* * *

In retrospect, it seems surreal that I reacted so badly to my BDSM orientation. The agonizing memories of my adjustment have lost their emotional flavor. I’ve learned a lot about how to practice BDSM safely — physically and emotionally. I’ve had multiple BDSM partners, and I’ve had positive experiences in the welcoming BDSM subculture. In recent times, I’ve even begun to switch: occasionally I’ll be the dominant partner, though I feel submissive masochism far closer to my core.

Still, I remember the unease I felt at first — and I recognize stronger unease in others. I certainly wouldn’t describe this orientation to, say, an employer. I believe BDSM needs a liberation movement, just like homosexuality, but I’m not (yet?) ready to be a public spokeswoman. And I definitely wouldn’t consider dragging others out of the closet. I write about BDSM under a pseudonym, and I have changed the names of Richard and Andrew.
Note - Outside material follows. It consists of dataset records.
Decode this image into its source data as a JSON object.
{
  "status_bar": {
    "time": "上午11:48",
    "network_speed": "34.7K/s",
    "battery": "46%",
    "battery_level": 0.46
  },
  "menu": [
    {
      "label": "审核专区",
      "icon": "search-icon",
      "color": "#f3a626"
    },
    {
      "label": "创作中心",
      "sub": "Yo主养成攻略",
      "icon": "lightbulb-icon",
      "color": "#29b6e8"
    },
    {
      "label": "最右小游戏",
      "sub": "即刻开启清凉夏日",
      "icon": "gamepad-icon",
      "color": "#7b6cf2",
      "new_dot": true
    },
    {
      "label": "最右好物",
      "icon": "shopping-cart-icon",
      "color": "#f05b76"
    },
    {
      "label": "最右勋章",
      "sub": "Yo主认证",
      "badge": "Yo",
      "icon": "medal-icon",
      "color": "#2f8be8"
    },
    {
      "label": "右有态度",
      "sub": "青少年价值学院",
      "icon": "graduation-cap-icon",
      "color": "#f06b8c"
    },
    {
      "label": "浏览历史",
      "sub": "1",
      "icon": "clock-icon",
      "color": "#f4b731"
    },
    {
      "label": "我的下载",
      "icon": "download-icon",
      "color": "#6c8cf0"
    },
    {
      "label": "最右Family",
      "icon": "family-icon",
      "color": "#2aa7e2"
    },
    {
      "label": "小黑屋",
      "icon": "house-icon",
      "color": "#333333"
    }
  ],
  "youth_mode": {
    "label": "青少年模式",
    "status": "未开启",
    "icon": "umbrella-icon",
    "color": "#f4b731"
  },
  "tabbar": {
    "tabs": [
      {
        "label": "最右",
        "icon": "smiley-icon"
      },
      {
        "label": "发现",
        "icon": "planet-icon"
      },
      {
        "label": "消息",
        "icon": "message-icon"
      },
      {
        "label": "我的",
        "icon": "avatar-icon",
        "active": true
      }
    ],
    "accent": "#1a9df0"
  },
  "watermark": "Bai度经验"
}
I fear that others will read this narrative as describing an assault, a near-rape — and a woman who tried to rationalize her experience by embracing it. That’s not what happened. When Richard first pulled my head back and hurt me at that drunken outdoor party, I could have said no. The word was echoing in my mind, waiting on my lips, and I didn’t say it because I didn’t want him to stop. I was certainly intoxicated, but I wasn’t helpless. I was threatened, but I was not afraid. I may have fought self-actualization like a caged animal, but I could not deny it. I have always been this way.
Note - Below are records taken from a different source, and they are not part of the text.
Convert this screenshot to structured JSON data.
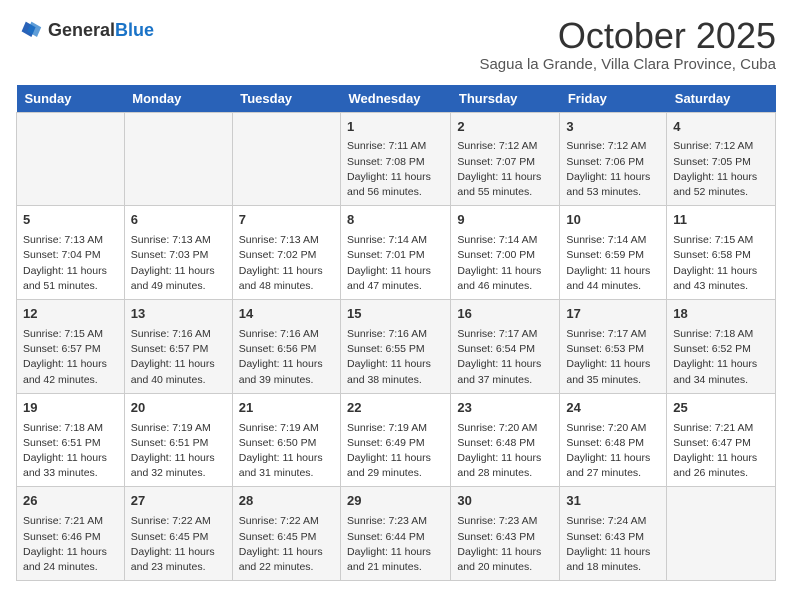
{
  "logo": {
    "general": "General",
    "blue": "Blue"
  },
  "header": {
    "month": "October 2025",
    "location": "Sagua la Grande, Villa Clara Province, Cuba"
  },
  "weekdays": [
    "Sunday",
    "Monday",
    "Tuesday",
    "Wednesday",
    "Thursday",
    "Friday",
    "Saturday"
  ],
  "weeks": [
    [
      {
        "day": "",
        "info": ""
      },
      {
        "day": "",
        "info": ""
      },
      {
        "day": "",
        "info": ""
      },
      {
        "day": "1",
        "info": "Sunrise: 7:11 AM\nSunset: 7:08 PM\nDaylight: 11 hours and 56 minutes."
      },
      {
        "day": "2",
        "info": "Sunrise: 7:12 AM\nSunset: 7:07 PM\nDaylight: 11 hours and 55 minutes."
      },
      {
        "day": "3",
        "info": "Sunrise: 7:12 AM\nSunset: 7:06 PM\nDaylight: 11 hours and 53 minutes."
      },
      {
        "day": "4",
        "info": "Sunrise: 7:12 AM\nSunset: 7:05 PM\nDaylight: 11 hours and 52 minutes."
      }
    ],
    [
      {
        "day": "5",
        "info": "Sunrise: 7:13 AM\nSunset: 7:04 PM\nDaylight: 11 hours and 51 minutes."
      },
      {
        "day": "6",
        "info": "Sunrise: 7:13 AM\nSunset: 7:03 PM\nDaylight: 11 hours and 49 minutes."
      },
      {
        "day": "7",
        "info": "Sunrise: 7:13 AM\nSunset: 7:02 PM\nDaylight: 11 hours and 48 minutes."
      },
      {
        "day": "8",
        "info": "Sunrise: 7:14 AM\nSunset: 7:01 PM\nDaylight: 11 hours and 47 minutes."
      },
      {
        "day": "9",
        "info": "Sunrise: 7:14 AM\nSunset: 7:00 PM\nDaylight: 11 hours and 46 minutes."
      },
      {
        "day": "10",
        "info": "Sunrise: 7:14 AM\nSunset: 6:59 PM\nDaylight: 11 hours and 44 minutes."
      },
      {
        "day": "11",
        "info": "Sunrise: 7:15 AM\nSunset: 6:58 PM\nDaylight: 11 hours and 43 minutes."
      }
    ],
    [
      {
        "day": "12",
        "info": "Sunrise: 7:15 AM\nSunset: 6:57 PM\nDaylight: 11 hours and 42 minutes."
      },
      {
        "day": "13",
        "info": "Sunrise: 7:16 AM\nSunset: 6:57 PM\nDaylight: 11 hours and 40 minutes."
      },
      {
        "day": "14",
        "info": "Sunrise: 7:16 AM\nSunset: 6:56 PM\nDaylight: 11 hours and 39 minutes."
      },
      {
        "day": "15",
        "info": "Sunrise: 7:16 AM\nSunset: 6:55 PM\nDaylight: 11 hours and 38 minutes."
      },
      {
        "day": "16",
        "info": "Sunrise: 7:17 AM\nSunset: 6:54 PM\nDaylight: 11 hours and 37 minutes."
      },
      {
        "day": "17",
        "info": "Sunrise: 7:17 AM\nSunset: 6:53 PM\nDaylight: 11 hours and 35 minutes."
      },
      {
        "day": "18",
        "info": "Sunrise: 7:18 AM\nSunset: 6:52 PM\nDaylight: 11 hours and 34 minutes."
      }
    ],
    [
      {
        "day": "19",
        "info": "Sunrise: 7:18 AM\nSunset: 6:51 PM\nDaylight: 11 hours and 33 minutes."
      },
      {
        "day": "20",
        "info": "Sunrise: 7:19 AM\nSunset: 6:51 PM\nDaylight: 11 hours and 32 minutes."
      },
      {
        "day": "21",
        "info": "Sunrise: 7:19 AM\nSunset: 6:50 PM\nDaylight: 11 hours and 31 minutes."
      },
      {
        "day": "22",
        "info": "Sunrise: 7:19 AM\nSunset: 6:49 PM\nDaylight: 11 hours and 29 minutes."
      },
      {
        "day": "23",
        "info": "Sunrise: 7:20 AM\nSunset: 6:48 PM\nDaylight: 11 hours and 28 minutes."
      },
      {
        "day": "24",
        "info": "Sunrise: 7:20 AM\nSunset: 6:48 PM\nDaylight: 11 hours and 27 minutes."
      },
      {
        "day": "25",
        "info": "Sunrise: 7:21 AM\nSunset: 6:47 PM\nDaylight: 11 hours and 26 minutes."
      }
    ],
    [
      {
        "day": "26",
        "info": "Sunrise: 7:21 AM\nSunset: 6:46 PM\nDaylight: 11 hours and 24 minutes."
      },
      {
        "day": "27",
        "info": "Sunrise: 7:22 AM\nSunset: 6:45 PM\nDaylight: 11 hours and 23 minutes."
      },
      {
        "day": "28",
        "info": "Sunrise: 7:22 AM\nSunset: 6:45 PM\nDaylight: 11 hours and 22 minutes."
      },
      {
        "day": "29",
        "info": "Sunrise: 7:23 AM\nSunset: 6:44 PM\nDaylight: 11 hours and 21 minutes."
      },
      {
        "day": "30",
        "info": "Sunrise: 7:23 AM\nSunset: 6:43 PM\nDaylight: 11 hours and 20 minutes."
      },
      {
        "day": "31",
        "info": "Sunrise: 7:24 AM\nSunset: 6:43 PM\nDaylight: 11 hours and 18 minutes."
      },
      {
        "day": "",
        "info": ""
      }
    ]
  ]
}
Conversely, I’m afraid that some conservative will read this and say: “Look how the feminist movement has failed us!” That’s not what happened, either. I identify as feminist, and I don’t believe that to be at odds with being a submissive masochist. Indeed, I believe that the feminist movement helped my practice of BDSM: it’s one of the factors that gave me the strength and self-assurance required to figure out and discuss my sexual needs.

Andrew and I did get back together; then we broke up again. Richard and I have had other nights together. I wish this narrative ended cleanly. I wish I could say that I’ve found a fairy-tale lover, that I’m now with a man who both hurts me till I cry and gives me the relationship I want. (Why stop there? He could be rich and handsome and a great cook, too!) But this is my story, not a fairy tale. Just as well; that means I still have space to learn. I believe I’ve gotten better at communicating clearly. I believe I’ve gotten better at sorting out the harsh emotions inspired by BDSM, working with — and enjoying! — those feelings in the context of a loving relationship. And I hope I no longer objectify my sadistic partners to the extent that I objectified Richard. Still, I know I’ve got a ways to go.

I see BDSM as a continuum — similar to the theory that homosexuality is a continuum — and sometimes I think that everyone’s on the continuum to some degree. I don’t think Andrew is as far into the continuum as I am, and not as far as Richard, either. But there are reasons I was with Andrew for nearly two years, yet never let myself fall completely into Richard.

A certain kind of devoted relationship is important to me. I felt strongly about Richard, and he was a good fit for BDSM, but he couldn’t give me the relationship I want. I went back to Andrew, though he was far less into BDSM, because I was able to love him. I wonder, though: if I ever fall for a completely vanilla man, will I be able to compromise that far? It seems unlikely. Maybe if that happens I’ll have to remember my friend’s words and find a separate person, a non-lover who inflicts pain.

I’d rather not do that, but I can’t imagine giving up BDSM. The idea feels equivalent to a vow of celibacy. As my therapist said, I’m not looking to escape — especially not now that I’ve finally adjusted. It wasn’t easy, but I feel that today I am triumphant. And I believe, I hope, that knowing what I want is the surest path to falling straightforwardly — happily — in love.

* * *

This piece is included in my awesome collection, The S&M Feminist: Best Of Clarisse Thorn. You can buy The S&M Feminist for Amazon Kindle here or other ebook formats here or in paperback here.